Generative models are known to be very powerful tools when it comes to the learning of an underlying representation of complex data. While undirected models in the early times, such as Deep Boltzmann Machines or DBMs showed us a great promise, practically they were not able to scale well to complicated high-dimensional settings that were beyond MNIST, possibly because of optimization as well as mixing difficulties. More recent work that has been done on both Helmholtz machines and on variational autoencoders have borrowed from tools of deep learning and can achieve impressive results since they have now been adopted in a large array of domains.
The abstract of this paper lies here:
Directed latent variable models that result in the formulation of the joint distribution as p(x,z)=p(z)p(x∣z) come with the advantage of fast as well as exact sampling. However, these models also come with a weakness of its need to specify p(z), often with a simple fixed prior that in return results in the limiting of the expressiveness of the model. So, Undirected latent variable models help in discarding the requirement that p(z) needs to be specified with a fixed prior even if it's simple, yet sampling from them generally requires an iterative procedure such as blocked Gibbs-sampling that may further require many steps in order to draw samples from the joint distribution p(x,z).
It is, therefore, proposed forward a novel approach to help learn the joint distribution between the data and a latent code which makes the use of an adversarially learned iterative procedure to gradually refine the joint distribution, p(x,z), to better match with the data distribution on each and every step.
GibbsNet turns out to be the best of both worlds both in theory as well as in practice. Since it achieves the speed and simplicity of a directed latent variable model, it is also guaranteed to produce samples from p(x,z) with only a few sampling iterations Also since it successfully achieves both the flexibility and expressiveness of an undirected latent variable model, GibbsNet thus does its way with the need for p(z) and comes with the ability to do class-conditional generation, attribute prediction, as well as joint image-attribute modeling in a single model which has not been trained for any of the specific tasks beforehand.

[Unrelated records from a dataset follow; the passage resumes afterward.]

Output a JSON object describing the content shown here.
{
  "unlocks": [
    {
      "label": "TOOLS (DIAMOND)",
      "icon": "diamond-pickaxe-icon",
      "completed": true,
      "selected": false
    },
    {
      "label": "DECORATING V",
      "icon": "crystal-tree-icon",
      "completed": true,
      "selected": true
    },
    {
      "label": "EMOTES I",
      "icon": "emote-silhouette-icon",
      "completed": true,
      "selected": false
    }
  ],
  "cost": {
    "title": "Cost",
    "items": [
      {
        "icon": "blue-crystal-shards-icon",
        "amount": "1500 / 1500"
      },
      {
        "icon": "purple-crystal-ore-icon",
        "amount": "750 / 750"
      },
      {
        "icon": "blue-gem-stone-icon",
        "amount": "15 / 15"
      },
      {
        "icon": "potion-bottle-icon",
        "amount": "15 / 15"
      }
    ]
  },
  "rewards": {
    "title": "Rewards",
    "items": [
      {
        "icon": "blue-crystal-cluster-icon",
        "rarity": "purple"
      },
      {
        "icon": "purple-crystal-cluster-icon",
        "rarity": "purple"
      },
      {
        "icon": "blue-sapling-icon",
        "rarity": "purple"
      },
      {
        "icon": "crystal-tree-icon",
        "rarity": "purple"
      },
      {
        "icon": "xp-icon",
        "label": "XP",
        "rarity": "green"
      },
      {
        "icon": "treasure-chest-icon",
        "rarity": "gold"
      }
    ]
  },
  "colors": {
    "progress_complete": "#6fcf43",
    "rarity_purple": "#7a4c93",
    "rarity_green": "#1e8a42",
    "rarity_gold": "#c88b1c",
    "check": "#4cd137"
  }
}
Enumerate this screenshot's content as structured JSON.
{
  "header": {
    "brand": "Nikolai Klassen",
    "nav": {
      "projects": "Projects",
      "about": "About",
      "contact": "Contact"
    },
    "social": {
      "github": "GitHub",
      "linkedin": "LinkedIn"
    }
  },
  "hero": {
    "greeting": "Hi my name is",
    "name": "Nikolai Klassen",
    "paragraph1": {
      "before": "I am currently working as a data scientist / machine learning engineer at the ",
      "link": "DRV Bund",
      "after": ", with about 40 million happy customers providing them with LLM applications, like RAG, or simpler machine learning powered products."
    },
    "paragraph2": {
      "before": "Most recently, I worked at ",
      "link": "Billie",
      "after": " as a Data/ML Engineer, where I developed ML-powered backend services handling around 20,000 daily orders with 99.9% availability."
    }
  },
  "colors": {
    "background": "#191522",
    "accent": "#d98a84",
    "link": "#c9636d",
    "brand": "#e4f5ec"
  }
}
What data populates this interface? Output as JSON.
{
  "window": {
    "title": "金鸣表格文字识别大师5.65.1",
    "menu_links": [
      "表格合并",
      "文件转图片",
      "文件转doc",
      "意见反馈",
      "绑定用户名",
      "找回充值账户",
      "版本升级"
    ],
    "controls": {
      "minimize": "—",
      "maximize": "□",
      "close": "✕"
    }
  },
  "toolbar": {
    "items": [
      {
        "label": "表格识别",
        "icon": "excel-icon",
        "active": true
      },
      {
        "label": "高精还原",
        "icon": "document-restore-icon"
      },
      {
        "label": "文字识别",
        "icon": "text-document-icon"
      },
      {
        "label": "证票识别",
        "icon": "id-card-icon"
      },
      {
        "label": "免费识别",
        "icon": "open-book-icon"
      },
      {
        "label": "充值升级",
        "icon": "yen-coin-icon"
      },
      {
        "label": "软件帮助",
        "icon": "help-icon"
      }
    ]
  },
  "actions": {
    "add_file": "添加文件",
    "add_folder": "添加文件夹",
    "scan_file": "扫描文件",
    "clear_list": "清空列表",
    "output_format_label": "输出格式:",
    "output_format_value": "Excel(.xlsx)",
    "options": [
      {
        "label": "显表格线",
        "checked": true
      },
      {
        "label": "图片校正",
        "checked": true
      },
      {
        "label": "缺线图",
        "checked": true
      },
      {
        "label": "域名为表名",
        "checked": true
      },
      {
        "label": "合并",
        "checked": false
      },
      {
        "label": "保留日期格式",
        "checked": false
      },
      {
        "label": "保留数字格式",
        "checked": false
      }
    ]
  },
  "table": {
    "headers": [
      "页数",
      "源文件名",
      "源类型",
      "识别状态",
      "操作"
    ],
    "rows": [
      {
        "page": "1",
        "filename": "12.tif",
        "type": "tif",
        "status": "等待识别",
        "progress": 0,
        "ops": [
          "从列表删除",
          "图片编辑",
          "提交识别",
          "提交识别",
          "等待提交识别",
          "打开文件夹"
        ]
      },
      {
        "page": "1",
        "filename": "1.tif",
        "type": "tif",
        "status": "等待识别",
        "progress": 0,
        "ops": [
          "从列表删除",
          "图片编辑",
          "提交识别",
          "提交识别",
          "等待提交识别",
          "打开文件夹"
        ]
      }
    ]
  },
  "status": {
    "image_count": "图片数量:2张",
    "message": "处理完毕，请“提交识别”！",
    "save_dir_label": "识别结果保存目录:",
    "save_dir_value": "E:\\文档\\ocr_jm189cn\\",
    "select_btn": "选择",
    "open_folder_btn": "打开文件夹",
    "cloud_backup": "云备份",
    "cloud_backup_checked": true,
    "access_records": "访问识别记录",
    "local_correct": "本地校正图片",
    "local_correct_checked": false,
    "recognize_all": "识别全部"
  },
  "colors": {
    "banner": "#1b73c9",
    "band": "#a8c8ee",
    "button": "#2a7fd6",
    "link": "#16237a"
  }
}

It is shown empirically that GibbsNet is able to learn a more complex p(z) and also that this leads to an improvement in the painting and iterative refinement of p(x,z)for a number of steps and stable generation without collapse for thousands of steps, despite being trained on only a few steps as such.
The ultimate goal of GibbsNet is to emphasize on the training of a graphical model with transition operators that are learned as well as defined directly by matching the joint distributions of the model expectation with the observations that are clamped to data. This has basically taken its inspiration from undirected graphical models, except that of the transition operators, that are defined to move along a defined energy manifold, so this connection is made throughout our formulation.
The Related Work includes:
Energy Models and Deep Boltzmann Machines
Generative Stochastic Networks
Generative Adversarial Learning of Markov Chains
Adversarially Learned Inference (ALI)
The Paper can be concluded as:
We have introduced GibbsNet, a powerful new model for performing iterative inference and generation in deep graphical models. Although models like the RBM and the GSN have become less investigated in recent years, their theoretical properties worth pursuing, and we follow the theoretical motivations here using a GAN-like objective. With a training and sampling procedure that is closely related to undirected graphical models, GibbsNet is able to learn a joint distribution which converges in a very small number of steps of its Markov chain, and with no requirement that the marginal p(z) match a simple prior. We prove that at the convergence of training, in spite of unrolling only a few steps of the chain during training, we obtain a transition operator whose stationary distribution also matches the data and makes the conditionals p(x | z) and q(z | x) consistent with that unique joint stationary distribution.
The above image is a demonstration of learning the joint distribution between images and a list of 40 binary attributes. Attributes on the right are generated from a multinomial distribution as part of the joint with the images in the left.
The paper thus shows that this allows the prior, p(z), to be shaped into a complicated distribution where different classes have representations that are easily separable in the latent space. This leads to improved classification when the inferred latent variables q(z|x) are used directly. Finally, we show that GibbsNet’s flexible prior produces a flexible model which can simultaneously perform in painting, conditional image generation, and prediction with a single model not explicitly trained for any of these specific tasks, outperforming a competitive ALI baseline with the same setup.
For an insight of the paper in depth, one can go to the link below and get the PDF of the same.
Download Free PDF: GibbsNet